They were first deployed in Germany and Korea as a part of the nuclear arms race, but were never used. For security, they were often moved around to avoid enemy detection and targeting. These weapons worked as a military deterrent in Europe and Asia for over ten years.

In 1963, US military developed a smaller 8-inch (203mm) gun, the M110. It was easier to transport and maintain and the M65 were subsequently withdrawn from service.

Eight of these weapons survive today and are on display in several museums. In the US Army Artillery Museum near Fort Sill Oklahoma, the original “Atomic Annie” that fired “Garble” shot is preserved. Other models of the nuclear behemoth can be seen at the US Army Ordnance Museum near the Aberdeen Testing Grounds in Maryland, the National Museum of Nuclear Science and History in Albuquerque, Freedom Park in Kansas, the Rock Island Arsenal, in Illinois, the Watervliet Arsenal Museum in New York, and the Yuma Proving Grounds in Arizona. The original prototype can be found in the Virginia War Museum.

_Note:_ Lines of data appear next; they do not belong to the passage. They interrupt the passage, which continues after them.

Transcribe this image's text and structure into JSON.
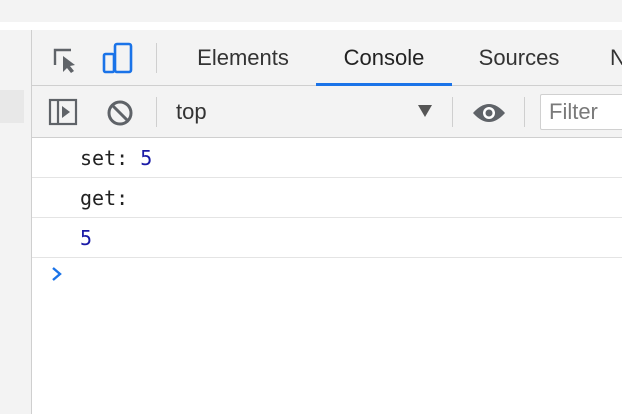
{
  "devtools": {
    "tabs": [
      {
        "label": "Elements"
      },
      {
        "label": "Console"
      },
      {
        "label": "Sources"
      },
      {
        "label": "N"
      }
    ],
    "active_tab": "Console",
    "accent_color": "#1a73e8"
  },
  "toolbar": {
    "context": "top",
    "filter_placeholder": "Filter"
  },
  "console": {
    "messages": [
      {
        "prefix": "set: ",
        "value": "5"
      },
      {
        "prefix": "get:",
        "value": ""
      },
      {
        "prefix": "",
        "value": "5"
      }
    ],
    "number_color": "#1a1aa6"
  },
  "icons": {
    "inspect": "inspect-element-icon",
    "device": "device-toolbar-icon",
    "sidebar": "show-sidebar-icon",
    "clear": "clear-console-icon",
    "eye": "live-expression-icon",
    "prompt": "console-prompt-icon"
  }
}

More photos

Atomic Annie deployed in West Germany
Atomic Annie deployed in West Germany

 

View from the front prime mover of the 280-mm M65. The barrel is in the transport position.
View from the front prime mover of the 280-mm M65. The barrel is in the transport position.

 

M65 nicknamed “War Eagle”, West Germany
M65 nicknamed “War Eagle”, West Germany

 

The weapon when assembled is 84 long, 10 feet wide. Eight flat cars were required to transport the components. Nellis Air Force Base, 1953.
The weapon when assembled is 84 long, 10 feet wide. Eight flat cars were required to transport the components. Nellis Air Force Base, 1953.

 

Freedom Park, Junction City, Kansas overlooking Fort Riley. Photo: olekinderhook / CC-BY-SA 3.0
Freedom Park, Junction City, Kansas overlooking Fort Riley. Photo: olekinderhook / CC-BY-SA 3.0

 

M65 Atomic canon at the United States Army Ordnance Museum, Aberdeen, Maryland.
M65 Atomic canon at the United States Army Ordnance Museum, Aberdeen, Maryland.

 

Atomic Cannon at the National Museum of Nuclear Science & History. Photo: byteboy / CC-BY-SA 3.0
Atomic Cannon at the National Museum of Nuclear Science & History. Photo: byteboy / CC-BY-SA 3.0
Prototype at the Virginia War Museum
Prototype at the Virginia War Museum

 

The recently restored original “Atomic Annie” and it’s two transport vehicles located near the Fort Sill Artillery Museum, Oklahoma. Photo: duggar11 / Flickr / CC-BY-SA 2.0
The recently restored original “Atomic Annie” and it’s two transport vehicles located near the Fort Sill Artillery Museum, Oklahoma. Photo: duggar11 / Flickr / CC-BY-SA 2.0

 

T10 Heavy Artillery Transporter
T10 Heavy Artillery Transporter

 

 

The US military got out of the nuclear artillery shell business in 1991 at the end of the Cold War. The final 155mm and 203mm shells were dismantled in 2004.
The US military got out of the nuclear artillery shell business in 1991 at the end of the Cold War. The final 155mm and 203mm shells were dismantled in 2004.

 

Transport Vehicles
Transport Vehicles

 

Pulled from the front lines, some of these guns were torched and scrapped overseas rather than returned to the U.S.
Pulled from the front lines, some of these guns were torched and scrapped overseas rather than returned to the U.S.

 

The test remains the only nuclear artillery shell ever actually fired in the U.S. nuclear weapons test program.
The test remains the only nuclear artillery shell ever actually fired in the U.S. nuclear weapons test program.

 

The Atomic Annie weighed over 78 tonnes.
The Atomic Annie weighed over 78 tonnes.

 

PlaidBaron CC BY-SA 3.0
PlaidBaron CC BY-SA 3.0